*** Opening RECORDS FOR THIS EXERCISE ***

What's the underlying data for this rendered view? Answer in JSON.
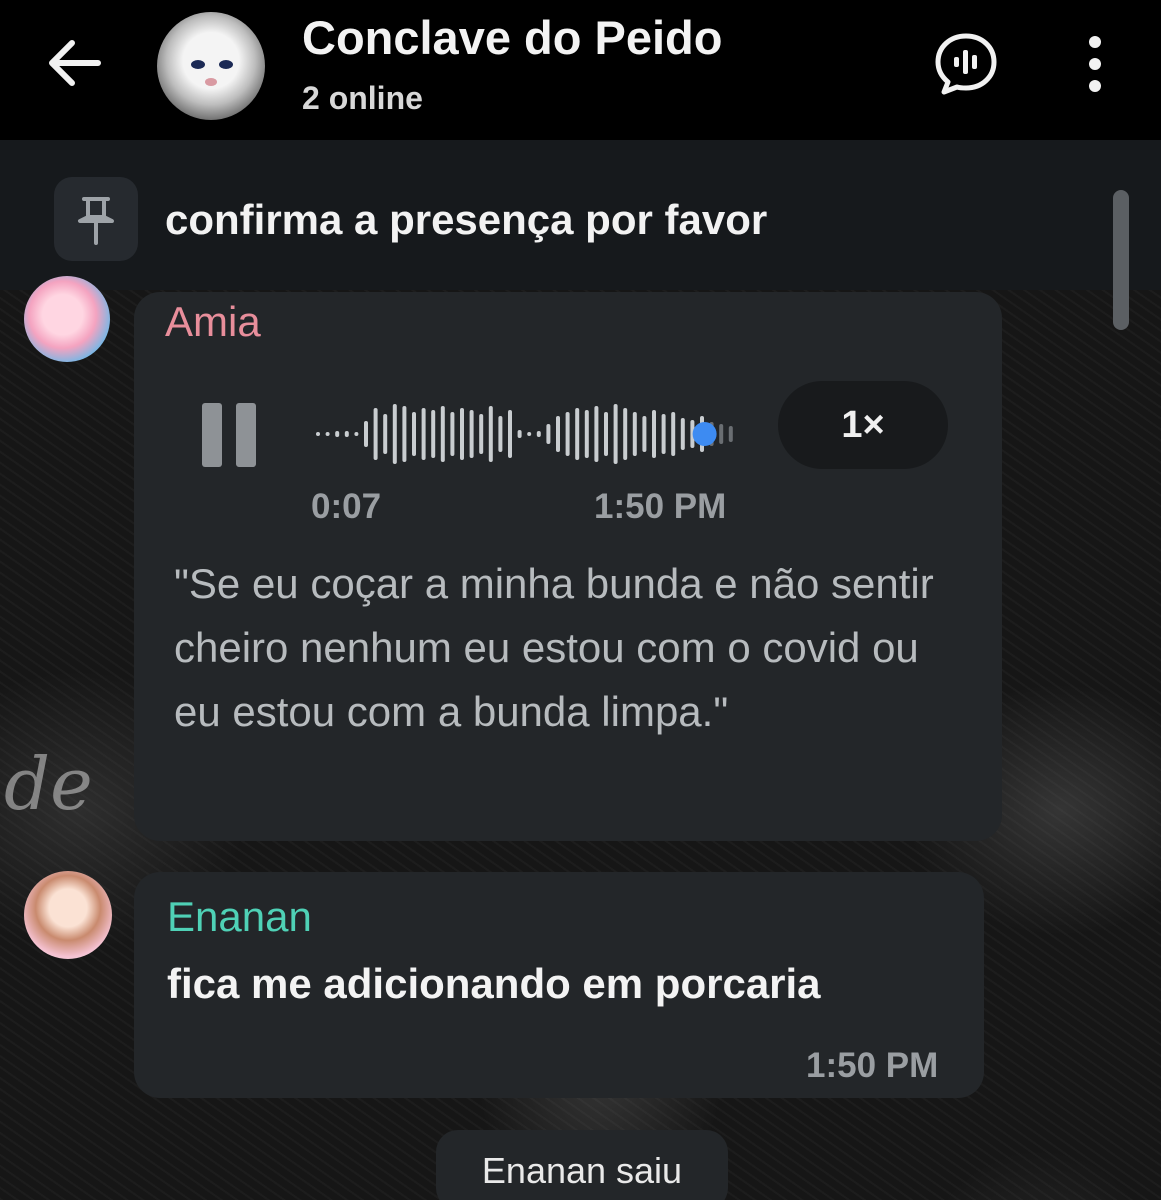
{
  "header": {
    "title": "Conclave do Peido",
    "subtitle": "2 online",
    "back_icon": "arrow-left-icon",
    "voice_chat_icon": "voice-chat-icon",
    "menu_icon": "more-vertical-icon"
  },
  "pinned": {
    "icon": "pin-icon",
    "text": "confirma a presença por favor"
  },
  "messages": [
    {
      "sender": "Amia",
      "sender_color": "#e88e9b",
      "type": "voice",
      "duration": "0:07",
      "time": "1:50 PM",
      "speed": "1×",
      "playback_progress": 0.92,
      "transcript": "\"Se eu coçar a minha bunda e não sentir cheiro nenhum eu estou com o covid ou eu estou com a bunda limpa.\""
    },
    {
      "sender": "Enanan",
      "sender_color": "#4fd1b6",
      "type": "text",
      "text": "fica me adicionando em porcaria",
      "time": "1:50 PM"
    }
  ],
  "system_message": "Enanan saiu",
  "wallpaper_text": "de",
  "colors": {
    "accent_blue": "#3d8bf2",
    "bubble": "#232629",
    "header": "#000000"
  }
}
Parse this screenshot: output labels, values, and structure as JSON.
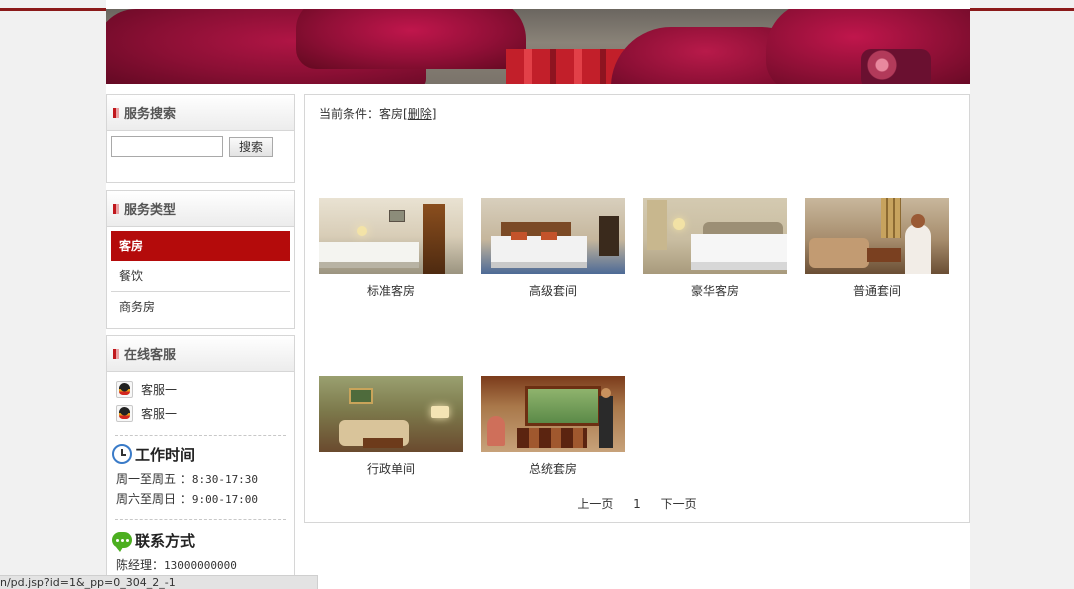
{
  "sidebar": {
    "search": {
      "title": "服务搜索",
      "input_value": "",
      "button_label": "搜索"
    },
    "types": {
      "title": "服务类型",
      "items": [
        {
          "label": "客房",
          "active": true
        },
        {
          "label": "餐饮",
          "active": false
        },
        {
          "label": "商务房",
          "active": false
        }
      ]
    },
    "service": {
      "title": "在线客服",
      "agents": [
        {
          "label": "客服一",
          "icon": "qq-icon"
        },
        {
          "label": "客服一",
          "icon": "qq-icon"
        }
      ],
      "hours": {
        "title": "工作时间",
        "lines": [
          {
            "label": "周一至周五 ：",
            "value": "8:30-17:30"
          },
          {
            "label": "周六至周日 ：",
            "value": "9:00-17:00"
          }
        ]
      },
      "contact": {
        "title": "联系方式",
        "lines": [
          {
            "label": "陈经理：",
            "value": "13000000000"
          }
        ]
      }
    }
  },
  "main": {
    "condition": {
      "prefix": "当前条件：客房[",
      "remove_link": "删除",
      "suffix": "]"
    },
    "rooms": [
      {
        "caption": "标准客房"
      },
      {
        "caption": "高级套间"
      },
      {
        "caption": "豪华客房"
      },
      {
        "caption": "普通套间"
      },
      {
        "caption": "行政单间"
      },
      {
        "caption": "总统套房"
      }
    ],
    "pager": {
      "prev": "上一页",
      "current": "1",
      "next": "下一页"
    }
  },
  "status_bar": {
    "url": "n/pd.jsp?id=1&_pp=0_304_2_-1"
  },
  "colors": {
    "active_item": "#b40b0b",
    "top_line": "#8b1a1a",
    "accent_blue": "#3c8fd6"
  }
}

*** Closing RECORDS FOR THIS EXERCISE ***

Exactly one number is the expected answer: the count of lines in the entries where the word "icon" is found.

REPLY
6